(Element data from apps and pages)
━━━━━━━━━━━━━━━━━━━━

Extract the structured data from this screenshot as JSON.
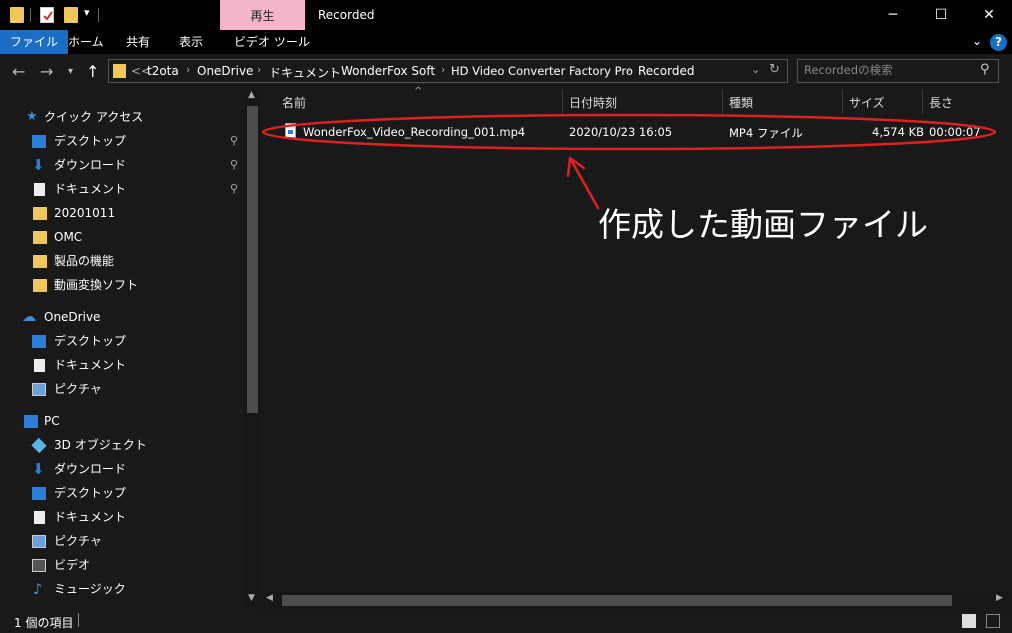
{
  "window": {
    "context_tab_head": "再生",
    "title": "Recorded",
    "minimize": "─",
    "maximize": "☐",
    "close": "✕"
  },
  "ribbon": {
    "tabs": [
      "ファイル",
      "ホーム",
      "共有",
      "表示",
      "ビデオ ツール"
    ]
  },
  "address": {
    "crumbs": [
      "t2ota",
      "OneDrive",
      "ドキュメント",
      "WonderFox Soft",
      "HD Video Converter Factory Pro",
      "Recorded"
    ],
    "overflow": "<<"
  },
  "search": {
    "placeholder": "Recordedの検索"
  },
  "sidebar": {
    "quick_access": "クイック アクセス",
    "quick_items": [
      "デスクトップ",
      "ダウンロード",
      "ドキュメント",
      "20201011",
      "OMC",
      "製品の機能",
      "動画変換ソフト"
    ],
    "onedrive": "OneDrive",
    "onedrive_items": [
      "デスクトップ",
      "ドキュメント",
      "ピクチャ"
    ],
    "pc": "PC",
    "pc_items": [
      "3D オブジェクト",
      "ダウンロード",
      "デスクトップ",
      "ドキュメント",
      "ピクチャ",
      "ビデオ",
      "ミュージック"
    ]
  },
  "columns": {
    "name": "名前",
    "date": "日付時刻",
    "type": "種類",
    "size": "サイズ",
    "length": "長さ"
  },
  "file": {
    "name": "WonderFox_Video_Recording_001.mp4",
    "date": "2020/10/23 16:05",
    "type": "MP4 ファイル",
    "size": "4,574 KB",
    "length": "00:00:07"
  },
  "annotation": {
    "text": "作成した動画ファイル",
    "color": "#e02020"
  },
  "status": {
    "count": "1 個の項目"
  },
  "colors": {
    "accent": "#1a6fc4",
    "context_tab": "#f5b5c8",
    "folder": "#f0c85a"
  }
}
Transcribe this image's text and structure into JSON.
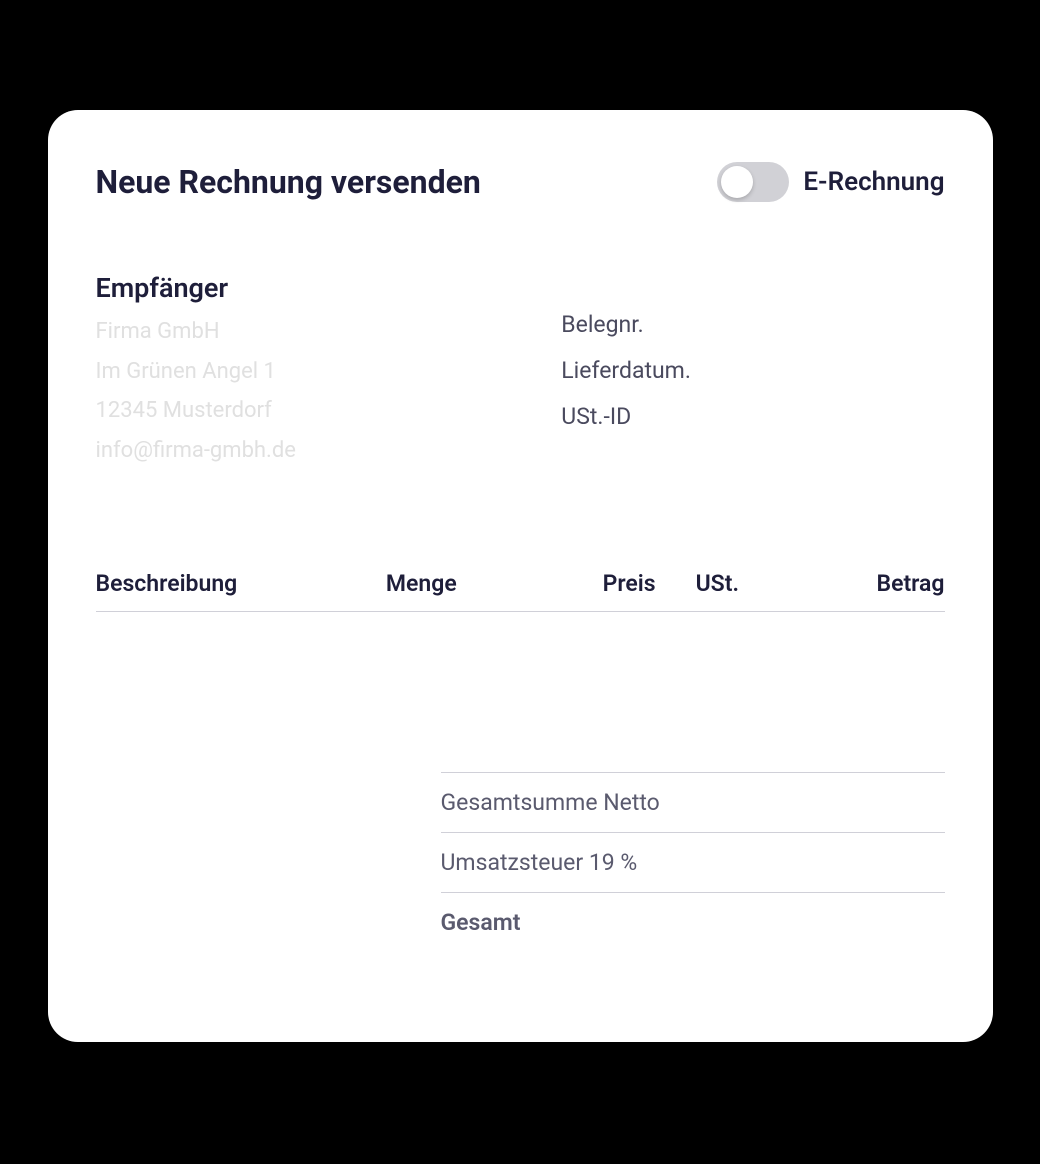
{
  "header": {
    "title": "Neue Rechnung versenden",
    "toggle_label": "E-Rechnung"
  },
  "recipient": {
    "heading": "Empfänger",
    "lines": [
      "Firma GmbH",
      "Im Grünen Angel 1",
      "12345 Musterdorf",
      "info@firma-gmbh.de"
    ]
  },
  "meta": {
    "doc_number_label": "Belegnr.",
    "delivery_date_label": "Lieferdatum.",
    "vat_id_label": "USt.-ID"
  },
  "table": {
    "headers": {
      "description": "Beschreibung",
      "quantity": "Menge",
      "price": "Preis",
      "vat": "USt.",
      "amount": "Betrag"
    }
  },
  "totals": {
    "net_label": "Gesamtsumme Netto",
    "vat_label": "Umsatzsteuer 19 %",
    "total_label": "Gesamt"
  }
}
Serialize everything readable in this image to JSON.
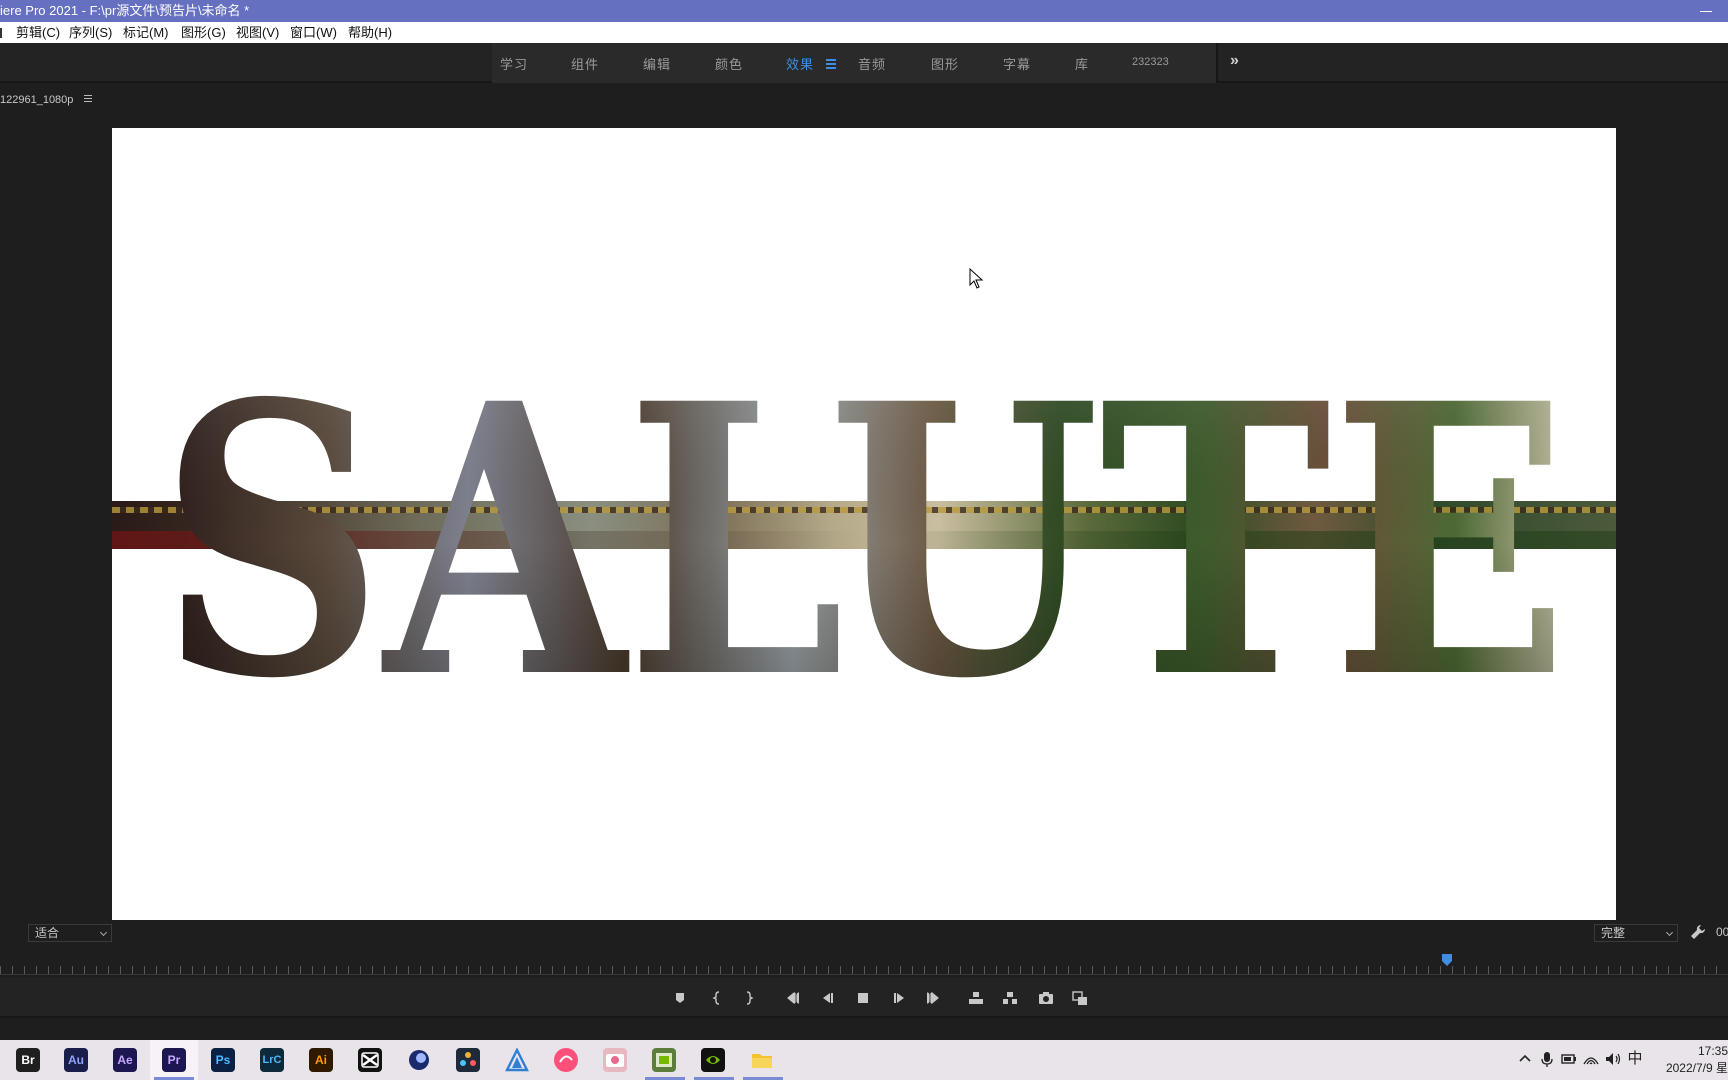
{
  "window": {
    "title": "iere Pro 2021 - F:\\pr源文件\\预告片\\未命名 *"
  },
  "menu": {
    "items": [
      "剪辑(C)",
      "序列(S)",
      "标记(M)",
      "图形(G)",
      "视图(V)",
      "窗口(W)",
      "帮助(H)"
    ]
  },
  "workspaces": {
    "tabs": [
      "学习",
      "组件",
      "编辑",
      "颜色",
      "效果",
      "音频",
      "图形",
      "字幕",
      "库",
      "232323"
    ],
    "active": "效果"
  },
  "monitor": {
    "sequence_name": "122961_1080p",
    "overlay_text": "SALUTE",
    "fit_value": "适合",
    "quality_value": "完整",
    "timecode": "00"
  },
  "colors": {
    "titlebar": "#6670c0",
    "accent": "#3d8fe6",
    "panel_bg": "#1e1e1e"
  },
  "transport": {
    "buttons": [
      "add-marker-icon",
      "mark-in-icon",
      "mark-out-icon",
      "go-to-in-icon",
      "step-back-icon",
      "stop-icon",
      "step-forward-icon",
      "go-to-out-icon",
      "lift-icon",
      "extract-icon",
      "export-frame-icon",
      "compare-view-icon"
    ]
  },
  "taskbar": {
    "apps": [
      {
        "label": "Br",
        "bg": "#1f1f1f",
        "fg": "#ffffff"
      },
      {
        "label": "Au",
        "bg": "#1a1f4a",
        "fg": "#8fa0ff"
      },
      {
        "label": "Ae",
        "bg": "#1c1750",
        "fg": "#c6a7ff"
      },
      {
        "label": "Pr",
        "bg": "#1c1750",
        "fg": "#c6a7ff"
      },
      {
        "label": "Ps",
        "bg": "#0a2144",
        "fg": "#4fb7ff"
      },
      {
        "label": "LrC",
        "bg": "#0c2a3a",
        "fg": "#4fb7ff"
      },
      {
        "label": "Ai",
        "bg": "#2f1a00",
        "fg": "#ff9a00"
      }
    ],
    "clock_time": "17:35",
    "clock_date": "2022/7/9 星",
    "ime": "中"
  }
}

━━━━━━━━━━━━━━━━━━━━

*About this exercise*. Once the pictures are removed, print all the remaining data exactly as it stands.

*Answer to this problem*.
Extract the structured data from this screenshot as JSON.
{
  "window": {
    "context_tab_head": "再生",
    "title": "Recorded",
    "minimize": "─",
    "maximize": "☐",
    "close": "✕"
  },
  "ribbon": {
    "tabs": [
      "ファイル",
      "ホーム",
      "共有",
      "表示",
      "ビデオ ツール"
    ]
  },
  "address": {
    "crumbs": [
      "t2ota",
      "OneDrive",
      "ドキュメント",
      "WonderFox Soft",
      "HD Video Converter Factory Pro",
      "Recorded"
    ],
    "overflow": "<<"
  },
  "search": {
    "placeholder": "Recordedの検索"
  },
  "sidebar": {
    "quick_access": "クイック アクセス",
    "quick_items": [
      "デスクトップ",
      "ダウンロード",
      "ドキュメント",
      "20201011",
      "OMC",
      "製品の機能",
      "動画変換ソフト"
    ],
    "onedrive": "OneDrive",
    "onedrive_items": [
      "デスクトップ",
      "ドキュメント",
      "ピクチャ"
    ],
    "pc": "PC",
    "pc_items": [
      "3D オブジェクト",
      "ダウンロード",
      "デスクトップ",
      "ドキュメント",
      "ピクチャ",
      "ビデオ",
      "ミュージック"
    ]
  },
  "columns": {
    "name": "名前",
    "date": "日付時刻",
    "type": "種類",
    "size": "サイズ",
    "length": "長さ"
  },
  "file": {
    "name": "WonderFox_Video_Recording_001.mp4",
    "date": "2020/10/23 16:05",
    "type": "MP4 ファイル",
    "size": "4,574 KB",
    "length": "00:00:07"
  },
  "annotation": {
    "text": "作成した動画ファイル",
    "color": "#e02020"
  },
  "status": {
    "count": "1 個の項目"
  },
  "colors": {
    "accent": "#1a6fc4",
    "context_tab": "#f5b5c8",
    "folder": "#f0c85a"
  }
}
Transcribe this image's text and structure into JSON.
{
  "header": {
    "title": "Neue Rechnung versenden",
    "toggle_label": "E-Rechnung"
  },
  "recipient": {
    "heading": "Empfänger",
    "lines": [
      "Firma GmbH",
      "Im Grünen Angel 1",
      "12345 Musterdorf",
      "info@firma-gmbh.de"
    ]
  },
  "meta": {
    "doc_number_label": "Belegnr.",
    "delivery_date_label": "Lieferdatum.",
    "vat_id_label": "USt.-ID"
  },
  "table": {
    "headers": {
      "description": "Beschreibung",
      "quantity": "Menge",
      "price": "Preis",
      "vat": "USt.",
      "amount": "Betrag"
    }
  },
  "totals": {
    "net_label": "Gesamtsumme Netto",
    "vat_label": "Umsatzsteuer 19 %",
    "total_label": "Gesamt"
  }
}
Serialize everything readable in this image to JSON.
{
  "window": {
    "title": "iere Pro 2021 - F:\\pr源文件\\预告片\\未命名 *"
  },
  "menu": {
    "items": [
      "剪辑(C)",
      "序列(S)",
      "标记(M)",
      "图形(G)",
      "视图(V)",
      "窗口(W)",
      "帮助(H)"
    ]
  },
  "workspaces": {
    "tabs": [
      "学习",
      "组件",
      "编辑",
      "颜色",
      "效果",
      "音频",
      "图形",
      "字幕",
      "库",
      "232323"
    ],
    "active": "效果"
  },
  "monitor": {
    "sequence_name": "122961_1080p",
    "overlay_text": "SALUTE",
    "fit_value": "适合",
    "quality_value": "完整",
    "timecode": "00"
  },
  "colors": {
    "titlebar": "#6670c0",
    "accent": "#3d8fe6",
    "panel_bg": "#1e1e1e"
  },
  "transport": {
    "buttons": [
      "add-marker-icon",
      "mark-in-icon",
      "mark-out-icon",
      "go-to-in-icon",
      "step-back-icon",
      "stop-icon",
      "step-forward-icon",
      "go-to-out-icon",
      "lift-icon",
      "extract-icon",
      "export-frame-icon",
      "compare-view-icon"
    ]
  },
  "taskbar": {
    "apps": [
      {
        "label": "Br",
        "bg": "#1f1f1f",
        "fg": "#ffffff"
      },
      {
        "label": "Au",
        "bg": "#1a1f4a",
        "fg": "#8fa0ff"
      },
      {
        "label": "Ae",
        "bg": "#1c1750",
        "fg": "#c6a7ff"
      },
      {
        "label": "Pr",
        "bg": "#1c1750",
        "fg": "#c6a7ff"
      },
      {
        "label": "Ps",
        "bg": "#0a2144",
        "fg": "#4fb7ff"
      },
      {
        "label": "LrC",
        "bg": "#0c2a3a",
        "fg": "#4fb7ff"
      },
      {
        "label": "Ai",
        "bg": "#2f1a00",
        "fg": "#ff9a00"
      }
    ],
    "clock_time": "17:35",
    "clock_date": "2022/7/9 星",
    "ime": "中"
  }
}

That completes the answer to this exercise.